Edit Blog Post
Published: February 24th 2016
KFC security Guard
Is there something about this chicken I don't know about that warrants a guard?
I awoke this morning feeling liberated with all the space in our room and the 15 foot ceiling. Breakfast was the full-meal deal and all you can eat. After stocking up for the day we headed out in search of the circular commuter train. Circular in the sense that it does a big loop around the city. We couldn't find anywhere to pay so just hopped on figuring someone would eventually come by. People are very friendly and were able to indicate to us where to get off.
Our first objective was to find the night train to Mandalay ticket office. The smell of garbage and raw sewage, the noise of traffic and beeping horns, the assault of bright colours, abject poverty and the need to watch the uneven sidewalk and dance to avoid oncoming foot traffic were painful to the eyes, not to mention the mention the smell of greasy street food all worked to smother our ability to concentrate on finding our way with an inadequate map and poor signage. Eventually we were rescued by an Indian fellow who took us to a travel agency to book tickets. While we waited he red-appeared with other lost souls. I
To which god I am at a loss.
guess he hung around street corners to pick up lost souls. Unfortunately, the train was sold out for the next day so we will be travelling by the night bus along narrow mountain roads. Not sure if I will get much sleep.
Next stop was the post office. Claudette sat at the entrance while I did my philatelist business. All went smoothly, much to my relief. I had become Leary after the last several encounters with postal authorities. Next up was the central with its 1600+ stalls. Lots of jade and jewellery stalls in one section, laquerware and bolts of cloth in another. A big space was taken up with sandal sellers. Claudette decided to buy a pair of subscription sunglasses. Lens, frame and eye exam, all for under $100, Ready in one hour!
Alas, the museums we had planned to visit were closed so, being totally drained, we decided to head back to our hotel. We found the ticket kiosk this time. Fifty cents each for a half hour ride. We had neglected to chech the time and with each station, the wagon became more and more crowded. While I was watching the signs for our stop, a guy wormed his way through the crowd. He didn't dare ask me for mine as I was more than twice his size.

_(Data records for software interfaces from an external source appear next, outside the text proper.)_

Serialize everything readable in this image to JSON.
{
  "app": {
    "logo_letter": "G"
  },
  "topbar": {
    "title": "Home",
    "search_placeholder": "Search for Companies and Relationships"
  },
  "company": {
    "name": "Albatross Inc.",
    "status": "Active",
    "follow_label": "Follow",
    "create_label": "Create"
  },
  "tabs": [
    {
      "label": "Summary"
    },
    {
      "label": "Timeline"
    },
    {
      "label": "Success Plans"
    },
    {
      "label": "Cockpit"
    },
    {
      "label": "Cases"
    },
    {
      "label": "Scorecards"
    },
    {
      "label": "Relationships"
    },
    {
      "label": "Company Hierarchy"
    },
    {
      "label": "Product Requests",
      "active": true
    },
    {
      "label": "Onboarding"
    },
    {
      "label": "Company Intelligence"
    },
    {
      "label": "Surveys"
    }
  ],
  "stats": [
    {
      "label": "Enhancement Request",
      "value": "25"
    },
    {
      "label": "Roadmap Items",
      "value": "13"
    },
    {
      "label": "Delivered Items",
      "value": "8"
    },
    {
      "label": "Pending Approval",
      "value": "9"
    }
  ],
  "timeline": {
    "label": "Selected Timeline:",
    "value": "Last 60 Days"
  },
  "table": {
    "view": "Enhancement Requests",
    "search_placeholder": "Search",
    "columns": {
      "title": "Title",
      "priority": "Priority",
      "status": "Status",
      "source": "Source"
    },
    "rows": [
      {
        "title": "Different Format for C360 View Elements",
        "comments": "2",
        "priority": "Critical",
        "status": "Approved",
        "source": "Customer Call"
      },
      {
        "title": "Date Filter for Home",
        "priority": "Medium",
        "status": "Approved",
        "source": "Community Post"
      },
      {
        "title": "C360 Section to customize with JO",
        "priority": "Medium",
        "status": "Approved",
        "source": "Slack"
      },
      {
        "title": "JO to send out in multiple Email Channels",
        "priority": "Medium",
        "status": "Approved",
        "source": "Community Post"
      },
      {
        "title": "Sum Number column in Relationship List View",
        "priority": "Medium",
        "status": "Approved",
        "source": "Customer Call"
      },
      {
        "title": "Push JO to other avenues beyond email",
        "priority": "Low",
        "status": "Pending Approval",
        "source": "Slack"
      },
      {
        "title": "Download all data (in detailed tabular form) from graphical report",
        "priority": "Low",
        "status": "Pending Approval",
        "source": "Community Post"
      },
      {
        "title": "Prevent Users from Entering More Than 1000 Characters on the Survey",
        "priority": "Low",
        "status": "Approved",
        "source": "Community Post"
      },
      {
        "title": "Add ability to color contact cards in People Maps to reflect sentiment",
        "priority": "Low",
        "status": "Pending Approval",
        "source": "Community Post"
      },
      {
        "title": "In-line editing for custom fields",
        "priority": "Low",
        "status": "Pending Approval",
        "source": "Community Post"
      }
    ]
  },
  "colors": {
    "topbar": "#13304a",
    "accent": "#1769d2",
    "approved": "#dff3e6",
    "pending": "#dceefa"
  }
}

Before embarking this morning, I had written down the name of the station. A young lady that was getting off at the same station took us under her wing. I had not realized that the name I had noted was for the NEXT station. Nothing looked familiar. We were in an area that few tourists went to, judging from the stares we received. Thankfully, we had a business card from the hotel and every hundred metres or so we asked for directions. We eventually made it back to the hotel, too tired to venture forth again in search of supper.
Tot: 2.164s; Tpl: 0.078s; cc: 13; qc: 28; dbt: 0.0472s; 2; m:saturn w:www (184.108.40.206); sld: 3;
; mem: 1.3mb